A requirement for thermophysical property data of diesel fuels at conditions removed from ambient was identified. A series of measurements of the pressure-volume-temperature relations of diesel fuels was undertaken using a Micro-PVT apparatus at pressures to 300MPa in the temperature range 25 to 75°C. A new calibration procedure for this instrument was devised to enable measurements of high accuracy to be made. Viscosity measurements of diesel fuels over a range of temperature and pressure were made using the National Engineering Laboratory high pressure viscometer to pressures of 460MPa in the temperature range 25 to 100°C.Corresponding states theory was applied for compressed liquid density prediction. Improvement in density prediction in this region was found through use of iso-octane and heptadecane as reference fluids. Compressibility factors of these were represented by Tait-style equations. An iterative solution technique was developed to allow the corresponding states method to be applied to diesel fuelsusing limited density measurement and a guess value of boiling point as inputs. Densities predicted from this method agreed well with measurements made using the Micro-PVT apparatus. Hard sphere theory was applied as a method for viscosity prediction. Despite the complexity of the diesel fuel mixture, reasonable estimates of viscosity were made with limited measurement input at higher temperatures. At lower temperatures, an additional simple empirical correction term was required. A method of viscosity estimation of complex hydrocarbon mixtures based upon composition is presented.
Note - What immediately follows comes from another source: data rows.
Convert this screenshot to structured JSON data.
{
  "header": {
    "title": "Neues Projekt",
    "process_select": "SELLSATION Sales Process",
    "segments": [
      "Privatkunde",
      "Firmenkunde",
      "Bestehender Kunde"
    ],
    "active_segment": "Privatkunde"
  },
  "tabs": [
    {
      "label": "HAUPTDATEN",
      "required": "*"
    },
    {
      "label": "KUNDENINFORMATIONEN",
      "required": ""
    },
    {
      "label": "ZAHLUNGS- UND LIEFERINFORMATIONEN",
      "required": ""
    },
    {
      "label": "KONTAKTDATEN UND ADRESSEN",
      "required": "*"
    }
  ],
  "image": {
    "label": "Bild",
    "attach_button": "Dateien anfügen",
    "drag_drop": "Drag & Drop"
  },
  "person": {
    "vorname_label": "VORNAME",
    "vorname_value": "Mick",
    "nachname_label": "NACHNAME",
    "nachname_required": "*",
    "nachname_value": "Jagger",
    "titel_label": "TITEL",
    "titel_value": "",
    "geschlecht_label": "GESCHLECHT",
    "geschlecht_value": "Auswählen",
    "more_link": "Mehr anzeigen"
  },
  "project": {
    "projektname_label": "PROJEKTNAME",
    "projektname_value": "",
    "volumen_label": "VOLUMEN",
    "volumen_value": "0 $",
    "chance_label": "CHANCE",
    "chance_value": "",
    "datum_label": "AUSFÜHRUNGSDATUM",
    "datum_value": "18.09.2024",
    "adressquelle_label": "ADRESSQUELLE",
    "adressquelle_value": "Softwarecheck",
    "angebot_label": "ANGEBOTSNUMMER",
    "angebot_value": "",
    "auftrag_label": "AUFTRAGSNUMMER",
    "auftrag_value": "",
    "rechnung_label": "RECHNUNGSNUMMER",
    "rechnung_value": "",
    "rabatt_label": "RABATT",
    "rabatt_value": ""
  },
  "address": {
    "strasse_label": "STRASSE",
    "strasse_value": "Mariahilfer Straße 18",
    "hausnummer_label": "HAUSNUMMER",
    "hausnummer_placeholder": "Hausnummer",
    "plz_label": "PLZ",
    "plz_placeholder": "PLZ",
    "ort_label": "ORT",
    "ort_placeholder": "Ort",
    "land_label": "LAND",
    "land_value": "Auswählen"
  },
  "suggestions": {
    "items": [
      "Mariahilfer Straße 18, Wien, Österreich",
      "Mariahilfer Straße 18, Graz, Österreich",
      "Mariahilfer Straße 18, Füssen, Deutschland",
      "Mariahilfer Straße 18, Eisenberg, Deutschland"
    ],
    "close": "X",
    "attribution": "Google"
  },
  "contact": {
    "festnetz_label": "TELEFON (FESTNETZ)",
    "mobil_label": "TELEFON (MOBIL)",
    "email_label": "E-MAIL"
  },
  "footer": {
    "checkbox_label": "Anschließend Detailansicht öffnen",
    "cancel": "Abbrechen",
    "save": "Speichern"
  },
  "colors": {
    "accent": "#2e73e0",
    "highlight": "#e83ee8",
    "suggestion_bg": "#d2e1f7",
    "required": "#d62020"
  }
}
Further development of this would require additional measurements and greater characterisation of the fuel.